Requirement
Give the listing again in full, exactly as written.

╭─ Listed entries

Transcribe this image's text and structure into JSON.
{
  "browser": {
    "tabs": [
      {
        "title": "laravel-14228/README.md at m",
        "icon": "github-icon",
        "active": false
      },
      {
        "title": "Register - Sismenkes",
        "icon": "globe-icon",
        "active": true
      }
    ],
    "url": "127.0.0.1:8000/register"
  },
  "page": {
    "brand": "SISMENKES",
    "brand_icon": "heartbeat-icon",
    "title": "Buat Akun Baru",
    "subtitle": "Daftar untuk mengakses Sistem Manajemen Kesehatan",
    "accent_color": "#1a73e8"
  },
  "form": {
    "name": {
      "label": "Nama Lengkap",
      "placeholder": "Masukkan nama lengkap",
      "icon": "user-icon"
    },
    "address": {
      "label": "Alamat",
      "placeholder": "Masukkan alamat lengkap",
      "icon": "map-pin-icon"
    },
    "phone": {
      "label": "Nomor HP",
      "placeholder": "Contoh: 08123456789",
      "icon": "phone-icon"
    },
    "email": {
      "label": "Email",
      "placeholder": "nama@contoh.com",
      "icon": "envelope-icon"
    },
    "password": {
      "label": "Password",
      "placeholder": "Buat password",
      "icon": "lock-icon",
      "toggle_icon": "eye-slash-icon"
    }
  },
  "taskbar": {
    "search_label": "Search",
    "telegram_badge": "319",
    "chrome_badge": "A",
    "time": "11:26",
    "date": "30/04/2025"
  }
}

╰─

Response to this task
Transcribe this image's text and structure into JSON.
{
  "browser": {
    "tabs": [
      {
        "title": "laravel-14228/README.md at m",
        "icon": "github-icon",
        "active": false
      },
      {
        "title": "Register - Sismenkes",
        "icon": "globe-icon",
        "active": true
      }
    ],
    "url": "127.0.0.1:8000/register"
  },
  "page": {
    "brand": "SISMENKES",
    "brand_icon": "heartbeat-icon",
    "title": "Buat Akun Baru",
    "subtitle": "Daftar untuk mengakses Sistem Manajemen Kesehatan",
    "accent_color": "#1a73e8"
  },
  "form": {
    "name": {
      "label": "Nama Lengkap",
      "placeholder": "Masukkan nama lengkap",
      "icon": "user-icon"
    },
    "address": {
      "label": "Alamat",
      "placeholder": "Masukkan alamat lengkap",
      "icon": "map-pin-icon"
    },
    "phone": {
      "label": "Nomor HP",
      "placeholder": "Contoh: 08123456789",
      "icon": "phone-icon"
    },
    "email": {
      "label": "Email",
      "placeholder": "nama@contoh.com",
      "icon": "envelope-icon"
    },
    "password": {
      "label": "Password",
      "placeholder": "Buat password",
      "icon": "lock-icon",
      "toggle_icon": "eye-slash-icon"
    }
  },
  "taskbar": {
    "search_label": "Search",
    "telegram_badge": "319",
    "chrome_badge": "A",
    "time": "11:26",
    "date": "30/04/2025"
  }
}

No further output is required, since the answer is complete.